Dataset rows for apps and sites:
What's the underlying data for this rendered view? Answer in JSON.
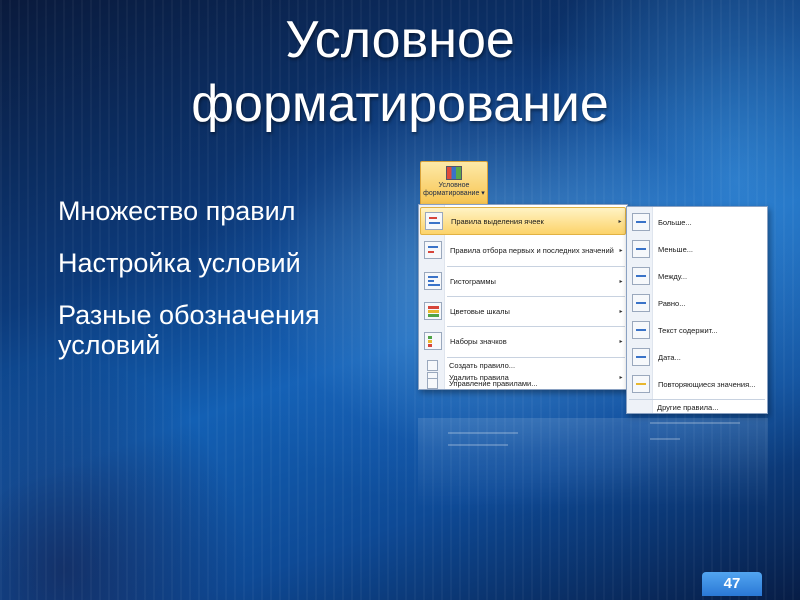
{
  "slide": {
    "title_line1": "Условное",
    "title_line2": "форматирование",
    "page_number": "47"
  },
  "bullets": [
    {
      "marker": "",
      "text": "Множество правил"
    },
    {
      "marker": "",
      "text": "Настройка условий"
    },
    {
      "marker": "",
      "text": "Разные обозначения условий"
    }
  ],
  "ribbon_button": {
    "label_line1": "Условное",
    "label_line2": "форматирование ▾",
    "icon": "conditional-formatting-icon"
  },
  "main_menu": {
    "items": [
      {
        "label": "Правила выделения ячеек",
        "icon": "highlight-rules-icon",
        "has_submenu": true,
        "highlighted": true
      },
      {
        "label": "Правила отбора первых и последних значений",
        "icon": "top-bottom-rules-icon",
        "has_submenu": true
      },
      {
        "label": "Гистограммы",
        "icon": "data-bars-icon",
        "has_submenu": true
      },
      {
        "label": "Цветовые шкалы",
        "icon": "color-scales-icon",
        "has_submenu": true
      },
      {
        "label": "Наборы значков",
        "icon": "icon-sets-icon",
        "has_submenu": true
      }
    ],
    "commands": [
      {
        "label": "Создать правило...",
        "icon": "new-rule-icon"
      },
      {
        "label": "Удалить правила",
        "icon": "clear-rules-icon",
        "has_submenu": true
      },
      {
        "label": "Управление правилами...",
        "icon": "manage-rules-icon"
      }
    ],
    "submenu_arrow": "▸"
  },
  "sub_menu": {
    "items": [
      {
        "label": "Больше...",
        "icon": "greater-than-icon"
      },
      {
        "label": "Меньше...",
        "icon": "less-than-icon"
      },
      {
        "label": "Между...",
        "icon": "between-icon"
      },
      {
        "label": "Равно...",
        "icon": "equal-to-icon"
      },
      {
        "label": "Текст содержит...",
        "icon": "text-contains-icon"
      },
      {
        "label": "Дата...",
        "icon": "date-occurring-icon"
      },
      {
        "label": "Повторяющиеся значения...",
        "icon": "duplicate-values-icon"
      }
    ],
    "more_rules": "Другие правила..."
  },
  "colors": {
    "background_dark": "#0a1a3c",
    "background_light": "#1360b4",
    "highlight": "#fcd36a",
    "page_badge": "#2a78d6"
  }
}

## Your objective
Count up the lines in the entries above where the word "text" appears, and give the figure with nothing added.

## Solution to the exercise
4